§ **Task description**:
Word for word, copy the line containing "Read all visible content and emit it as JSON." and each line after it in the records below, ending with the last line.

------------------------------

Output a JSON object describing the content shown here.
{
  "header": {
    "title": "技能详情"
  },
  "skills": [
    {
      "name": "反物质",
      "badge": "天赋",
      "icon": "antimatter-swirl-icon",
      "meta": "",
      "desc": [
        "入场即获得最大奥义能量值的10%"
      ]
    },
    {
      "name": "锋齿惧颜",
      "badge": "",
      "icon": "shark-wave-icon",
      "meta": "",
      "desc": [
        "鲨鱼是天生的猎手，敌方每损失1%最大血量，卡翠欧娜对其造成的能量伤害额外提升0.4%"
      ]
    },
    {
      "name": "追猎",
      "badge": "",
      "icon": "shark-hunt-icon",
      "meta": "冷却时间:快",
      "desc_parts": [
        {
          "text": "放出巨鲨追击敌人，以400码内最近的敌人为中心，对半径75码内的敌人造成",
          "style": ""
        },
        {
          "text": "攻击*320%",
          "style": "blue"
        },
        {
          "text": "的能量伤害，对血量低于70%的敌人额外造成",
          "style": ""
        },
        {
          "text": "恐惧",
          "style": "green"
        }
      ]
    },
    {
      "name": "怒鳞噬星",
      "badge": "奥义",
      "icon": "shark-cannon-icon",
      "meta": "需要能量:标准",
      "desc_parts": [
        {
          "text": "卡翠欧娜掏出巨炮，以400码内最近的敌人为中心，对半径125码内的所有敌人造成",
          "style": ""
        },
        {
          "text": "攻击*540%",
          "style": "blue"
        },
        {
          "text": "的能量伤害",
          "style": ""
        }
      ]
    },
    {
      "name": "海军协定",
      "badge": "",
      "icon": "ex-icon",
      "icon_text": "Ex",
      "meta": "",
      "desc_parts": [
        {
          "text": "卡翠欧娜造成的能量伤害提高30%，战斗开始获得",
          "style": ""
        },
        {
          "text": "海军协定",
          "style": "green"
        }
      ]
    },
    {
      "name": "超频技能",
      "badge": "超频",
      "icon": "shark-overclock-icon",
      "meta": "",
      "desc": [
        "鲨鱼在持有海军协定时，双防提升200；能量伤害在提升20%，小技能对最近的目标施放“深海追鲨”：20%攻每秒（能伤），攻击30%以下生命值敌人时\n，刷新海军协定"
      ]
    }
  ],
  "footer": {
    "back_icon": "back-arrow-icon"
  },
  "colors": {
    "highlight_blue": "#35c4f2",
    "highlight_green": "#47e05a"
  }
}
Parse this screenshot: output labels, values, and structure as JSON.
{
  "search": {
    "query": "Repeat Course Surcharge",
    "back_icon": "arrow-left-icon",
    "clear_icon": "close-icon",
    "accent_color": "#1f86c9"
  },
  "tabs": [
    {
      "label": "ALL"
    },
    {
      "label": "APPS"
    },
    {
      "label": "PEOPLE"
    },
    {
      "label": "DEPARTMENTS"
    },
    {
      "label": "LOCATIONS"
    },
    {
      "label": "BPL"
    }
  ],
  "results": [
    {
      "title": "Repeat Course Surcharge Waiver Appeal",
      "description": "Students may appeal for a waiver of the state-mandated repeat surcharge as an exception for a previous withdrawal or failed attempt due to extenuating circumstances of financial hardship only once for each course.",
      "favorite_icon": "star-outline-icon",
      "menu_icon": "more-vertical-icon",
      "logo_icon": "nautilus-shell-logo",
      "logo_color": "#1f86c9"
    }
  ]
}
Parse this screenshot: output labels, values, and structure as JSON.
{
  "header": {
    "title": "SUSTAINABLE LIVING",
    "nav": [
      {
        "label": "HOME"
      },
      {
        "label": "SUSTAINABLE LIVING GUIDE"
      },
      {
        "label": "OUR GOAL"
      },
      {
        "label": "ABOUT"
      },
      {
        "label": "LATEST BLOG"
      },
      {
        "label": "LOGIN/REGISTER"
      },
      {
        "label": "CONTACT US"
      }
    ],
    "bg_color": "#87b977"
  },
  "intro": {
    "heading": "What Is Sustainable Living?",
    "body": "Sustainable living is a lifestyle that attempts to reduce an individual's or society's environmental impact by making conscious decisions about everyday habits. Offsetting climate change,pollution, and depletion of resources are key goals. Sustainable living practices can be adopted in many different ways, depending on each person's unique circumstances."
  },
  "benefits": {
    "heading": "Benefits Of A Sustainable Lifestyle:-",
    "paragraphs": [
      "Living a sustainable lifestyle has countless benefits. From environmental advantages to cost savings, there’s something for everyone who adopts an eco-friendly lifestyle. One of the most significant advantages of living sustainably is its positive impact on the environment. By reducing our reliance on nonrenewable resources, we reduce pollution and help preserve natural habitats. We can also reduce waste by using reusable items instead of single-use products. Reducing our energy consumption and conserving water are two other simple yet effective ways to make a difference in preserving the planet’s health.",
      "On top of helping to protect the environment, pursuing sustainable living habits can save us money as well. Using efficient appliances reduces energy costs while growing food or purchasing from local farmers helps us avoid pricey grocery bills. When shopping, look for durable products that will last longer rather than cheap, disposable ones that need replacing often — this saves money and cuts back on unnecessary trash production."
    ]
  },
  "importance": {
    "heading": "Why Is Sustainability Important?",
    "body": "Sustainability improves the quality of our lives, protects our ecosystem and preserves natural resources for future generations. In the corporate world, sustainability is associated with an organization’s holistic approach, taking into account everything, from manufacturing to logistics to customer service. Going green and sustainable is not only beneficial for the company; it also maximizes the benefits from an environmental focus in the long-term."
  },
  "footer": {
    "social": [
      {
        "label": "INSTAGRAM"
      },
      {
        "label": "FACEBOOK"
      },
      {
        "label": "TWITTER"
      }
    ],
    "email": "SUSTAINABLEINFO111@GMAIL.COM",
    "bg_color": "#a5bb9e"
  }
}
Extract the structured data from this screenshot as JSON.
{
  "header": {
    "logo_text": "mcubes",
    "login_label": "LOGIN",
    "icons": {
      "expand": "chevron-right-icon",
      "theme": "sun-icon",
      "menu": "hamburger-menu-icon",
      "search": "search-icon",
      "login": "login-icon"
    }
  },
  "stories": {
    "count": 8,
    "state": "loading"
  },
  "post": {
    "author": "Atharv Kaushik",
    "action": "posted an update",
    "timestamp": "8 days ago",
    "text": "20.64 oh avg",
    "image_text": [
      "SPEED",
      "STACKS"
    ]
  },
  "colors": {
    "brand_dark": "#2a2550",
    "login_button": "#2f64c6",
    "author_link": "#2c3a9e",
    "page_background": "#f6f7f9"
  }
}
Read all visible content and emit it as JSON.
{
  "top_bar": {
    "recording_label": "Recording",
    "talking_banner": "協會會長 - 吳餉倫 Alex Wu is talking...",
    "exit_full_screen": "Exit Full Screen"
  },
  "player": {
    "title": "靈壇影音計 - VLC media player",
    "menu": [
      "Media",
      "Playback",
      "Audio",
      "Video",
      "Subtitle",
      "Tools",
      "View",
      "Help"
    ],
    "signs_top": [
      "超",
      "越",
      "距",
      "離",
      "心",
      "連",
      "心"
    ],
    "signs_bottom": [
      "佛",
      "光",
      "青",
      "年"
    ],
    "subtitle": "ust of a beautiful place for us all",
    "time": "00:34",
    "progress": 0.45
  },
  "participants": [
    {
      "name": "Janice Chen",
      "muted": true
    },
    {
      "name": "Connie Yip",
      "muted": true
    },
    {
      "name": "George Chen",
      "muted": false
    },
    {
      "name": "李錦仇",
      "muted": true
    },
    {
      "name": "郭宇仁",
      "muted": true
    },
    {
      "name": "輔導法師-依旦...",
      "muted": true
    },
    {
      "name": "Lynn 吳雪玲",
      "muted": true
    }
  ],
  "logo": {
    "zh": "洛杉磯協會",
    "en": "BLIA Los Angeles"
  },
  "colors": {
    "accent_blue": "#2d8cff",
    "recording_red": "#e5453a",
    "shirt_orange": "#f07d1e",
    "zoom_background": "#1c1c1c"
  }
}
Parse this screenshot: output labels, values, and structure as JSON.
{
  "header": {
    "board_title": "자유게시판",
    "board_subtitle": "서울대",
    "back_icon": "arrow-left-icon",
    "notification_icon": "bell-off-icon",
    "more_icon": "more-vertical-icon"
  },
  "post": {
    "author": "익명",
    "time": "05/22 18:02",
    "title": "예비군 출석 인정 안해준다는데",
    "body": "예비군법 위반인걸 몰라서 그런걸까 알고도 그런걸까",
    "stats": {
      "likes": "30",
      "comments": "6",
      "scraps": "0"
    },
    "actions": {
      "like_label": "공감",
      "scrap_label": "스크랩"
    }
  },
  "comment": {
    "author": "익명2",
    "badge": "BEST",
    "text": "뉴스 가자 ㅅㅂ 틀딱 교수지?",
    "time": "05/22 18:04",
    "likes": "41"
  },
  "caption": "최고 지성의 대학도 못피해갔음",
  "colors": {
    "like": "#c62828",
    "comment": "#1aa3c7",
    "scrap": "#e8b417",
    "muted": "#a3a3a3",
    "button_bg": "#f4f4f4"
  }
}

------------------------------

§ **Response**:
Read all visible content and emit it as JSON.
{
  "top_bar": {
    "recording_label": "Recording",
    "talking_banner": "協會會長 - 吳餉倫 Alex Wu is talking...",
    "exit_full_screen": "Exit Full Screen"
  },
  "player": {
    "title": "靈壇影音計 - VLC media player",
    "menu": [
      "Media",
      "Playback",
      "Audio",
      "Video",
      "Subtitle",
      "Tools",
      "View",
      "Help"
    ],
    "signs_top": [
      "超",
      "越",
      "距",
      "離",
      "心",
      "連",
      "心"
    ],
    "signs_bottom": [
      "佛",
      "光",
      "青",
      "年"
    ],
    "subtitle": "ust of a beautiful place for us all",
    "time": "00:34",
    "progress": 0.45
  },
  "participants": [
    {
      "name": "Janice Chen",
      "muted": true
    },
    {
      "name": "Connie Yip",
      "muted": true
    },
    {
      "name": "George Chen",
      "muted": false
    },
    {
      "name": "李錦仇",
      "muted": true
    },
    {
      "name": "郭宇仁",
      "muted": true
    },
    {
      "name": "輔導法師-依旦...",
      "muted": true
    },
    {
      "name": "Lynn 吳雪玲",
      "muted": true
    }
  ],
  "logo": {
    "zh": "洛杉磯協會",
    "en": "BLIA Los Angeles"
  },
  "colors": {
    "accent_blue": "#2d8cff",
    "recording_red": "#e5453a",
    "shirt_orange": "#f07d1e",
    "zoom_background": "#1c1c1c"
  }
}
Parse this screenshot: output labels, values, and structure as JSON.
{
  "header": {
    "board_title": "자유게시판",
    "board_subtitle": "서울대",
    "back_icon": "arrow-left-icon",
    "notification_icon": "bell-off-icon",
    "more_icon": "more-vertical-icon"
  },
  "post": {
    "author": "익명",
    "time": "05/22 18:02",
    "title": "예비군 출석 인정 안해준다는데",
    "body": "예비군법 위반인걸 몰라서 그런걸까 알고도 그런걸까",
    "stats": {
      "likes": "30",
      "comments": "6",
      "scraps": "0"
    },
    "actions": {
      "like_label": "공감",
      "scrap_label": "스크랩"
    }
  },
  "comment": {
    "author": "익명2",
    "badge": "BEST",
    "text": "뉴스 가자 ㅅㅂ 틀딱 교수지?",
    "time": "05/22 18:04",
    "likes": "41"
  },
  "caption": "최고 지성의 대학도 못피해갔음",
  "colors": {
    "like": "#c62828",
    "comment": "#1aa3c7",
    "scrap": "#e8b417",
    "muted": "#a3a3a3",
    "button_bg": "#f4f4f4"
  }
}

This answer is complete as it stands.